I see a lot of plans where cities have clearly gone beyond learning from other cities (Copenhagen, London, Dubai, Songdo etc) and enter the territory of mimicry; very often in forms ill-suited to local conditions and needs. How important is a diversity of models when considering future cities? Should we be thinking in terms of futures, in the plural?
Many future city proposals appear to be slapdash and lazy, and in all regards, not merely that of copycat tendencies. However, most often it appears the causation is not born of any lack of good will, but is the result of projects being too consumed by profit, the consequence of which is inappropriately small research and development timeframes, budgets and teams as might produce the caliber of work befitting of such an important task. However, I think things are generally changing for the better, and notably so since 2009.
A great deal of our approaches to future design seem to be in response to mitigating problems (waste for example). Your approach seems much more proactive, positive, advancing ideas and creating rather than fighting in retreat. Do you think we start off on a reactive or even negative footing and are you optimistic about the future?
In my experience, it is not the foremost optimistic as tend produce the most interesting and robust ideas. On the contrary, I find it tends be the inherently cautious, or more specifically, they as are inclined to dig deep into the details, and that remain grounded in regard of the size of the possible contribution they might make. For this reason, be it in regard of future cities, or anything else, I tend be a little wary of anyone that thinks they have all the answers and everything is going to pan out to their exact specifications! That said, given the fact that the more innovative an idea, the harder its creators generally need work to research, develop and distribute it, a reasonable quota of confidence is beneficial!
Which developments interest and excite you most in your own work or that of others?

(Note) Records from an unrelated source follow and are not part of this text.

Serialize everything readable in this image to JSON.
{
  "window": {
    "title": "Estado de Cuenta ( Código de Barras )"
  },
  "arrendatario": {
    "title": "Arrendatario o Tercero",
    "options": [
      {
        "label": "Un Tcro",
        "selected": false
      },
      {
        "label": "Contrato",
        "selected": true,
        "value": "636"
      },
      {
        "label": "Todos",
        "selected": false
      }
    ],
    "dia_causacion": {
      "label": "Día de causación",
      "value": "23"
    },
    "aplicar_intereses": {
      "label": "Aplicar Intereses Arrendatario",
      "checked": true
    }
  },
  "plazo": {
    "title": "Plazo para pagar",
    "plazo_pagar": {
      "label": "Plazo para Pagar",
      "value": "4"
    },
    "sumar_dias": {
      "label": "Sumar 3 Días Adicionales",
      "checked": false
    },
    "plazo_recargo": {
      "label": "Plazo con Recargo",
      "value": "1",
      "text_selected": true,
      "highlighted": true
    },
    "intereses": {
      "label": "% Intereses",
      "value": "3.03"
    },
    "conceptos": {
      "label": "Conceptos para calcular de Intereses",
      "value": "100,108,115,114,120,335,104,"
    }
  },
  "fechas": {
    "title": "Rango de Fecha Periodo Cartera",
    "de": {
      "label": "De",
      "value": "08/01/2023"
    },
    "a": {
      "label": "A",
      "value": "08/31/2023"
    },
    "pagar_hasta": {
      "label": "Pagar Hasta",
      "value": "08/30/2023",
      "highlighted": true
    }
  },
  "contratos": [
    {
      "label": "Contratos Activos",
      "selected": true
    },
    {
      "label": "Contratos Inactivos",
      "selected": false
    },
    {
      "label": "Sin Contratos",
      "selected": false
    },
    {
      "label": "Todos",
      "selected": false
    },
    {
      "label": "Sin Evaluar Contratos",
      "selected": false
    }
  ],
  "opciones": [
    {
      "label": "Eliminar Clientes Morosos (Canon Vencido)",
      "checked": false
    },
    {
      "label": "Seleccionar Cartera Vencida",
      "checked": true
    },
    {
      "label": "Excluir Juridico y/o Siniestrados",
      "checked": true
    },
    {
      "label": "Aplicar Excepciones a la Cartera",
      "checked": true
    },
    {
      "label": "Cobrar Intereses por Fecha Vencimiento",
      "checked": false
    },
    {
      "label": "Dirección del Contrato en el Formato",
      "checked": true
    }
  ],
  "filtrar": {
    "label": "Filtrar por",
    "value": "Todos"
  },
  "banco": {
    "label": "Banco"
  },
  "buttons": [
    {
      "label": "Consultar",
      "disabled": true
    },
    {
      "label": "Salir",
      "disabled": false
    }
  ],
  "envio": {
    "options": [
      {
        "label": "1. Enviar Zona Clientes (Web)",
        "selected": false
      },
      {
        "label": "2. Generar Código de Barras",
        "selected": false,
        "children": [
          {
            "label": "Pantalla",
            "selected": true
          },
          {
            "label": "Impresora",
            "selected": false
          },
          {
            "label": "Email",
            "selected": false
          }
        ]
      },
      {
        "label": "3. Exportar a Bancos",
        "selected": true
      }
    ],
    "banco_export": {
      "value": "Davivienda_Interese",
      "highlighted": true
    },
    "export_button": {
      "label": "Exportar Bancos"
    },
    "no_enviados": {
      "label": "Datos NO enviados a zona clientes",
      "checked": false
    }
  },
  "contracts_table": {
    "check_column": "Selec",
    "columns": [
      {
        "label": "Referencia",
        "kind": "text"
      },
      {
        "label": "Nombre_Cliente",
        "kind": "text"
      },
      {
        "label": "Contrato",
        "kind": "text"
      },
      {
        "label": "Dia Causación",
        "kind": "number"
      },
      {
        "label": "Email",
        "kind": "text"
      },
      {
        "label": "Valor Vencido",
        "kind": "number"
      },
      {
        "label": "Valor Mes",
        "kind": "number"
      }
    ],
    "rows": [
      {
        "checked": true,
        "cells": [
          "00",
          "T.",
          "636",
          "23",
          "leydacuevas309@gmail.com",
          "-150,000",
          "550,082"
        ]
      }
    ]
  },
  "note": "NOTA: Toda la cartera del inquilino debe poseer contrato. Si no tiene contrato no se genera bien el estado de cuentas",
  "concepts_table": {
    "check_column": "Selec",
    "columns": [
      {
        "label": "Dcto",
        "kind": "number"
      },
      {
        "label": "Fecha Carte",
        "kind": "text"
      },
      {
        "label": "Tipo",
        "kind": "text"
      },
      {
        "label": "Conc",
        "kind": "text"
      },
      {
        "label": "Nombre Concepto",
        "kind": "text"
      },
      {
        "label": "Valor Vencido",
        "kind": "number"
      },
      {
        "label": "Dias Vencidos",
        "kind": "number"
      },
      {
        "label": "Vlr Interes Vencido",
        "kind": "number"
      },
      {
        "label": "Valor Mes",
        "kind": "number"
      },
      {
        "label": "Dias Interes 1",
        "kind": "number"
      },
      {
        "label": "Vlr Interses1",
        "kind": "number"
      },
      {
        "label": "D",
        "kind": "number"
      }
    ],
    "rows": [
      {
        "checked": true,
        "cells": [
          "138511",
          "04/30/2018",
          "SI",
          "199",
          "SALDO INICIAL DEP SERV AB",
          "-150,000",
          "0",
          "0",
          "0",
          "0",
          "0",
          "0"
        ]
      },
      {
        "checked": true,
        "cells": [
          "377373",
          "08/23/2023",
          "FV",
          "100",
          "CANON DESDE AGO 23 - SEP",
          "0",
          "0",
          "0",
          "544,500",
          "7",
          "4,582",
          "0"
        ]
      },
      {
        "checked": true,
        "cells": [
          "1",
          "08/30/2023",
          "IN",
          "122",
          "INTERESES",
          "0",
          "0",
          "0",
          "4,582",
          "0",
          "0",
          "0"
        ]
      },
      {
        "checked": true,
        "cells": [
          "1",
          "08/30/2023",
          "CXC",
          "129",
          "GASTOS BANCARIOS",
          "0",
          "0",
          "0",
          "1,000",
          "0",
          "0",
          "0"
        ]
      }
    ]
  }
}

The thing that excites me most about my work, and that of many peers, is a clear convergence of values, ideas, and ethics. The reason for this is that the life and works of the individual whom has inspired me most – Leonardo da Vinci – make it much evident that no matter how great an individual’s capacity for invention and innovation, they alone will not bring about change at scale. Communities at the local, national, and global scale do make change, which is just one of the reasons why I align myself with respected others whose research seeks to meet similar aims to my own.